[Start of Attachment]

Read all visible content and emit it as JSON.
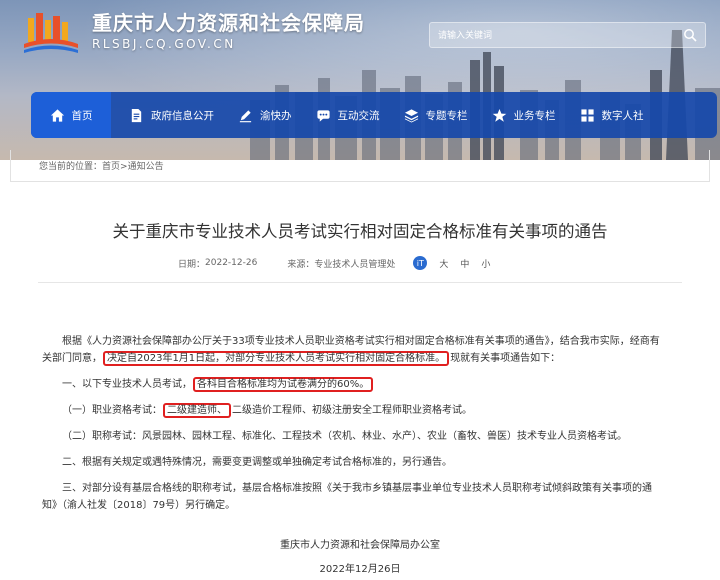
{
  "header": {
    "site_title_cn": "重庆市人力资源和社会保障局",
    "site_title_en": "RLSBJ.CQ.GOV.CN",
    "search_placeholder": "请输入关键词"
  },
  "nav": [
    {
      "label": "首页",
      "icon": "home-icon",
      "active": true
    },
    {
      "label": "政府信息公开",
      "icon": "document-icon"
    },
    {
      "label": "渝快办",
      "icon": "pen-icon"
    },
    {
      "label": "互动交流",
      "icon": "chat-icon"
    },
    {
      "label": "专题专栏",
      "icon": "layers-icon"
    },
    {
      "label": "业务专栏",
      "icon": "star-icon"
    },
    {
      "label": "数字人社",
      "icon": "grid-icon"
    }
  ],
  "breadcrumb": {
    "prefix": "您当前的位置：",
    "home": "首页",
    "separator": ">",
    "current": "通知公告"
  },
  "article": {
    "title": "关于重庆市专业技术人员考试实行相对固定合格标准有关事项的通告",
    "date_label": "日期：",
    "date": "2022-12-26",
    "source_label": "来源：",
    "source": "专业技术人员管理处",
    "font_large": "大",
    "font_medium": "中",
    "font_small": "小",
    "share_glyph": "iT",
    "p1_a": "根据《人力资源社会保障部办公厅关于33项专业技术人员职业资格考试实行相对固定合格标准有关事项的通告》，结合我市实际，经商有关部门同意，",
    "p1_hl": "决定自2023年1月1日起，对部分专业技术人员考试实行相对固定合格标准。",
    "p1_b": "现就有关事项通告如下：",
    "p2_a": "一、以下专业技术人员考试，",
    "p2_hl": "各科目合格标准均为试卷满分的60%。",
    "p3_a": "（一）职业资格考试：",
    "p3_hl": "二级建造师、",
    "p3_b": "二级造价工程师、初级注册安全工程师职业资格考试。",
    "p4": "（二）职称考试：风景园林、园林工程、标准化、工程技术（农机、林业、水产）、农业（畜牧、兽医）技术专业人员资格考试。",
    "p5": "二、根据有关规定或遇特殊情况，需要变更调整或单独确定考试合格标准的，另行通告。",
    "p6": "三、对部分设有基层合格线的职称考试，基层合格标准按照《关于我市乡镇基层事业单位专业技术人员职称考试倾斜政策有关事项的通知》（渝人社发〔2018〕79号）另行确定。",
    "sign_org": "重庆市人力资源和社会保障局办公室",
    "sign_date": "2022年12月26日"
  },
  "colors": {
    "nav_bg": "#1648aa",
    "nav_active": "#1d5fd8",
    "highlight": "#e02020"
  }
}
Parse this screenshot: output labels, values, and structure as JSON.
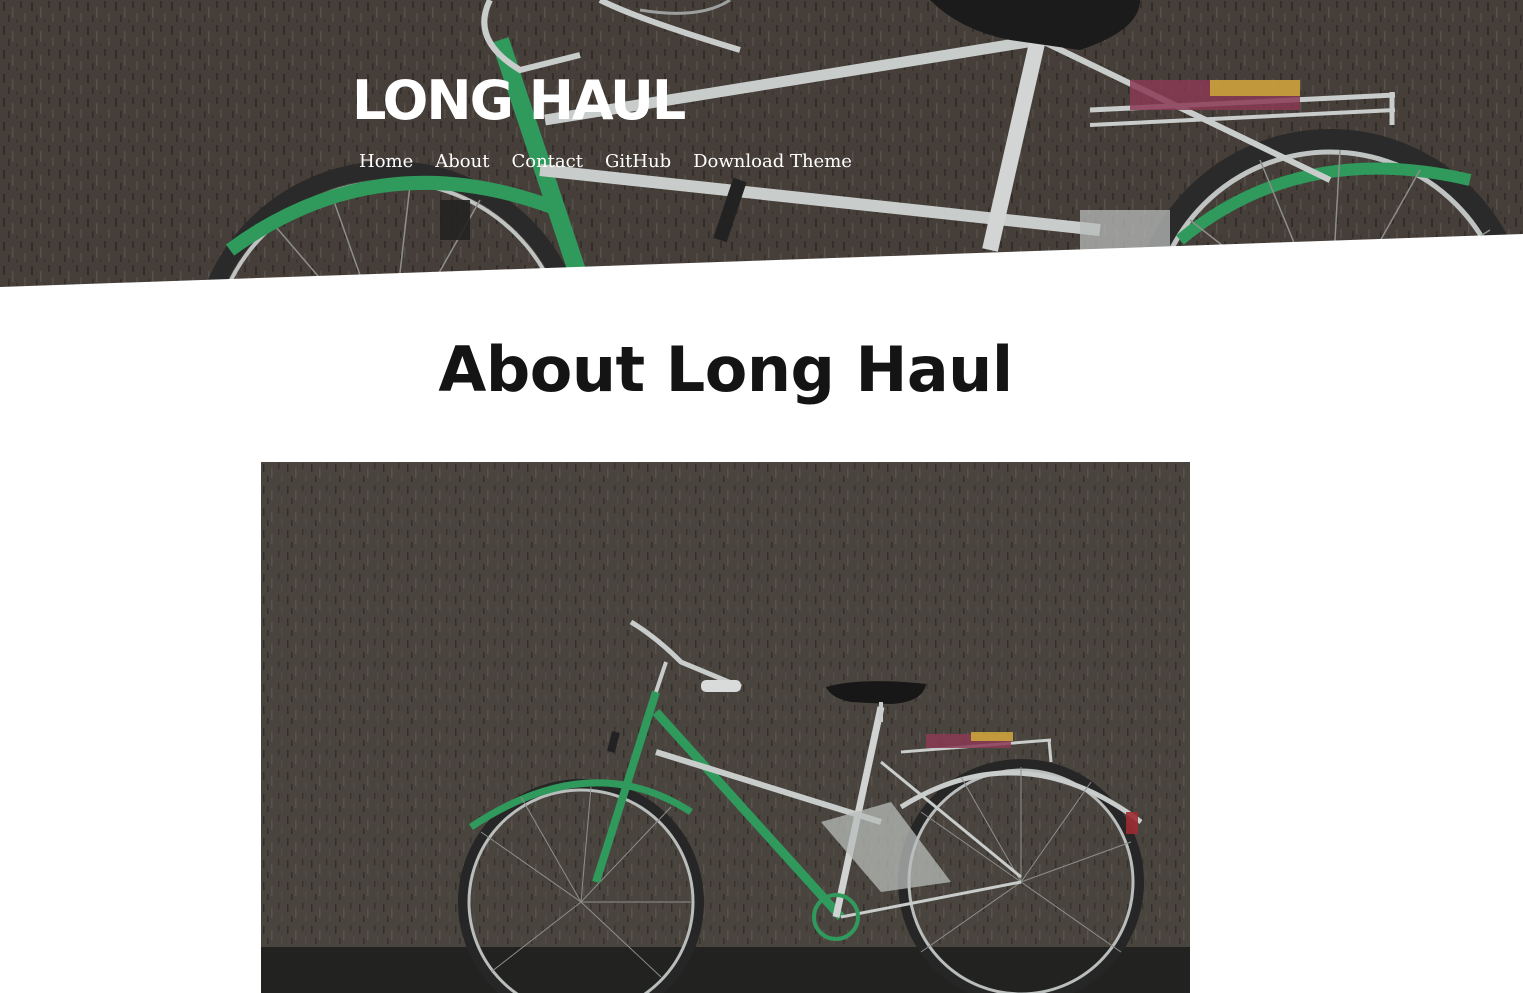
{
  "site": {
    "title": "LONG HAUL"
  },
  "nav": {
    "items": [
      {
        "label": "Home"
      },
      {
        "label": "About"
      },
      {
        "label": "Contact"
      },
      {
        "label": "GitHub"
      },
      {
        "label": "Download Theme"
      }
    ]
  },
  "main": {
    "page_title": "About Long Haul"
  },
  "colors": {
    "wall": "#5a514b",
    "bike_green": "#2f9a5c",
    "title_text": "#141414",
    "header_text": "#ffffff"
  }
}
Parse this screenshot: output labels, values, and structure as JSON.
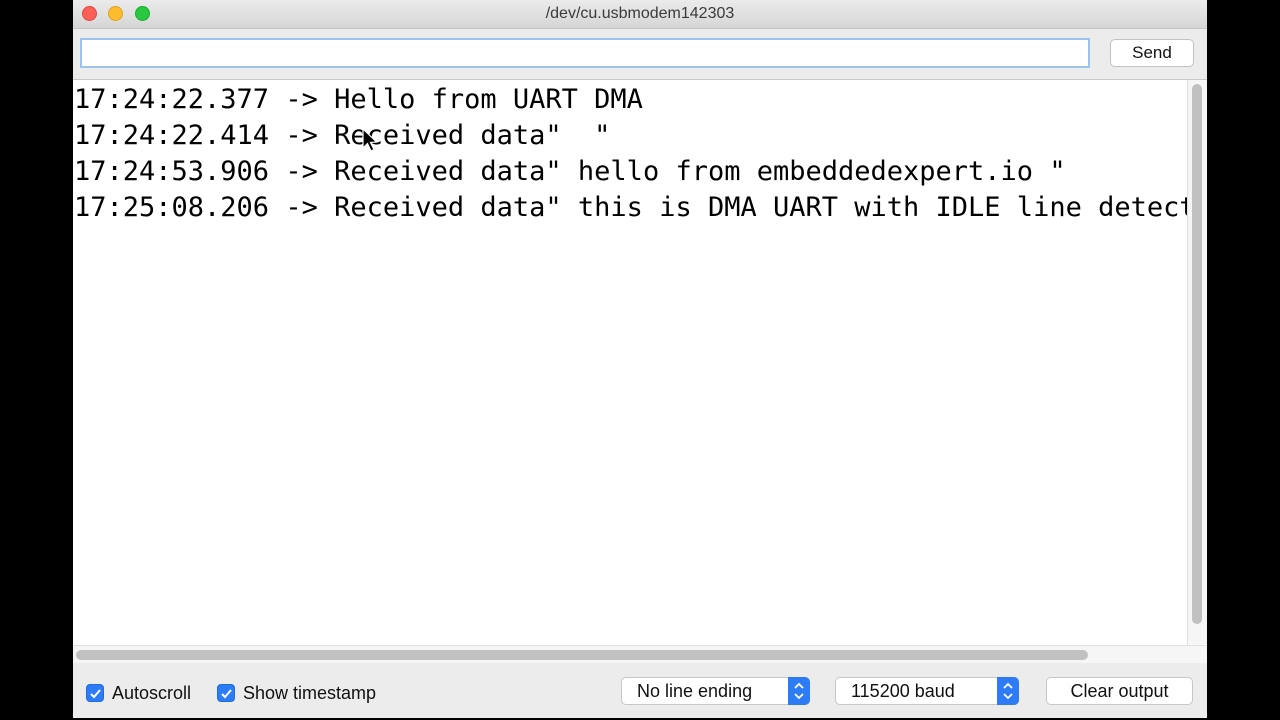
{
  "window": {
    "title": "/dev/cu.usbmodem142303"
  },
  "input": {
    "value": "",
    "send_label": "Send"
  },
  "output": {
    "lines": [
      "17:24:22.377 -> Hello from UART DMA",
      "17:24:22.414 -> Received data\"  \"",
      "17:24:53.906 -> Received data\" hello from embeddedexpert.io \"",
      "17:25:08.206 -> Received data\" this is DMA UART with IDLE line detect"
    ]
  },
  "bottom": {
    "autoscroll": {
      "label": "Autoscroll",
      "checked": true
    },
    "timestamp": {
      "label": "Show timestamp",
      "checked": true
    },
    "line_ending": {
      "selected": "No line ending"
    },
    "baud": {
      "selected": "115200 baud"
    },
    "clear_label": "Clear output"
  },
  "colors": {
    "accent": "#2d7cf6",
    "close": "#fc5f57",
    "minimize": "#fdbc2e",
    "maximize": "#28c840"
  }
}
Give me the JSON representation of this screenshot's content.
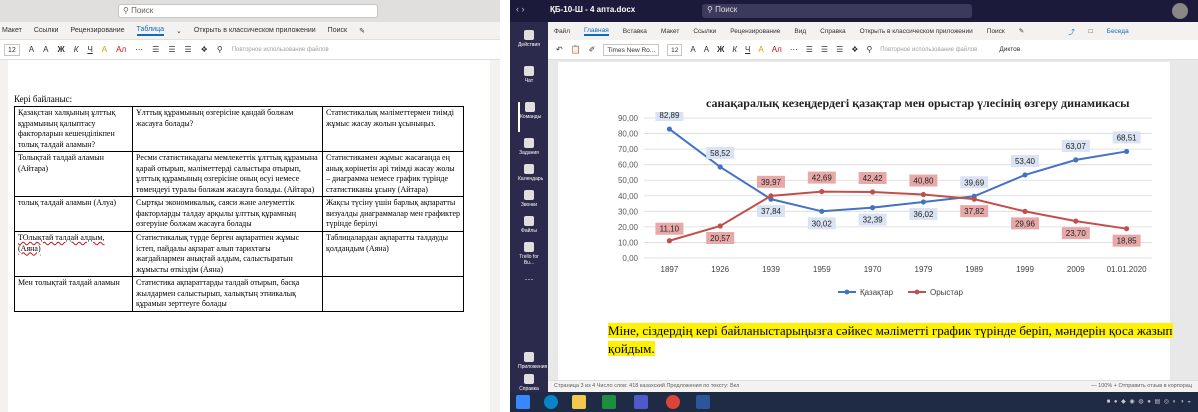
{
  "left": {
    "search_placeholder": "Поиск",
    "tabs": [
      "Макет",
      "Ссылки",
      "Рецензирование",
      "Таблица",
      "Открыть в классическом приложении",
      "Поиск"
    ],
    "active_tab": "Таблица",
    "font_size": "12",
    "ribbon_tools": [
      "A",
      "A",
      "Ж",
      "К",
      "Ч",
      "А",
      "Ал"
    ],
    "ribbon_hint": "Повторное использование файлов",
    "heading": "Кері байланыс:",
    "rows": [
      [
        "Қазақстан халқының ұлттық құрамының қалыптасу факторларын кешенділікпен толық талдай аламын?",
        "Ұлттық құрамының өзгерісіне қандай болжам жасауға болады?",
        "Статистикалық мәліметтермен тиімді жұмыс жасау жолын ұсыныңыз."
      ],
      [
        "Толықтай талдай аламын (Айтара)",
        "Ресми статистикадағы мемлекеттік ұлттық құрамына қарай отырып, мәліметтерді салыстыра отырып, ұлттық құрамының өзгерісіне оның өсуі немесе төмендеуі туралы болжам жасауға болады. (Айтара)",
        "Статистикамен жұмыс жасағанда ең анық көрінетін әрі тиімді жасау жолы – диаграмма немесе график түрінде статистиканы ұсыну (Айтара)"
      ],
      [
        "толық талдай аламын (Алуа)",
        "Сыртқы экономикалық, саяси және әлеуметтік факторларды талдау арқылы ұлттық құрамның өзгеруіне болжам жасауға болады",
        "Жақсы түсіну үшін барлық ақпаратты визуалды диаграммалар мен графиктер түрінде берілуі"
      ],
      [
        "ТОлықтай талдай алдым, (Аяна)",
        "Статистикалық түрде берген ақпаратпен жұмыс істеп, пайдалы ақпарат алып тарихтағы жағдайлармен анықтай алдым, салыстыратын жұмысты өткіздім (Аяна)",
        "Таблицалардан ақпаратты талдауды қолдандым (Аяна)"
      ],
      [
        "Мен толықтай талдай аламын",
        "Статистика ақпараттарды талдай отырып, басқа жылдармен салыстырып, халықтың этникалық құрамын зерттеуге болады",
        ""
      ]
    ]
  },
  "right": {
    "window_title": "ҚБ-10-Ш - 4 апта.docx",
    "search_placeholder": "Поиск",
    "tabs": [
      "Файл",
      "Главная",
      "Вставка",
      "Макет",
      "Ссылки",
      "Рецензирование",
      "Вид",
      "Справка",
      "Открыть в классическом приложении",
      "Поиск"
    ],
    "active_tab": "Главная",
    "font_name": "Times New Ro...",
    "font_size": "12",
    "ribbon_tools": [
      "A",
      "A",
      "Ж",
      "К",
      "Ч",
      "А",
      "Ал"
    ],
    "ribbon_hint": "Повторное использование файлов",
    "share_label": "Беседа",
    "dictate_label": "Диктов",
    "teams_items": [
      "Действия",
      "Чат",
      "Команды",
      "Задания",
      "Календарь",
      "Звонки",
      "Файлы",
      "Trello for Bu..."
    ],
    "help_label": "Справка",
    "apps_label": "Приложения",
    "message": "Міне, сіздердің кері байланыстарыңызға сәйкес мәліметті график түрінде беріп, мәндерін қоса жазып қойдым.",
    "status_left": "Страница 3 из 4    Число слов: 418    казахский    Предложения по тексту: Вкл",
    "status_right": "—     100%  +   Отправить отзыв в корпорац",
    "taskbar_tray": "■ ● ◆ ◉ ◍ ● ▤ ◎ ◐ ◑ ◒"
  },
  "colors": {
    "kazakh": "#4472c4",
    "russian": "#c0504d",
    "kazakh_label_bg": "#dae3f3",
    "russian_label_bg": "#e6a9a8"
  },
  "chart_data": {
    "type": "line",
    "title": "санақаралық кезеңдердегі қазақтар мен орыстар үлесінің өзгеру динамикасы",
    "xlabel": "",
    "ylabel": "",
    "categories": [
      "1897",
      "1926",
      "1939",
      "1959",
      "1970",
      "1979",
      "1989",
      "1999",
      "2009",
      "01.01.2020"
    ],
    "ylim": [
      0,
      90
    ],
    "yticks": [
      "0,00",
      "10,00",
      "20,00",
      "30,00",
      "40,00",
      "50,00",
      "60,00",
      "70,00",
      "80,00",
      "90,00"
    ],
    "grid": true,
    "legend_position": "bottom",
    "series": [
      {
        "name": "Қазақтар",
        "values": [
          82.89,
          58.52,
          37.84,
          30.02,
          32.39,
          36.02,
          39.69,
          53.4,
          63.07,
          68.51
        ],
        "labels": [
          "82,89",
          "58,52",
          "37,84",
          "30,02",
          "32,39",
          "36,02",
          "39,69",
          "53,40",
          "63,07",
          "68,51"
        ]
      },
      {
        "name": "Орыстар",
        "values": [
          11.1,
          20.57,
          39.97,
          42.69,
          42.42,
          40.8,
          37.82,
          29.96,
          23.7,
          18.85
        ],
        "labels": [
          "11,10",
          "20,57",
          "39,97",
          "42,69",
          "42,42",
          "40,80",
          "37,82",
          "29,96",
          "23,70",
          "18,85"
        ]
      }
    ]
  }
}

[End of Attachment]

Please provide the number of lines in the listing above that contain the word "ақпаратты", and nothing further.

- Exercise result:
2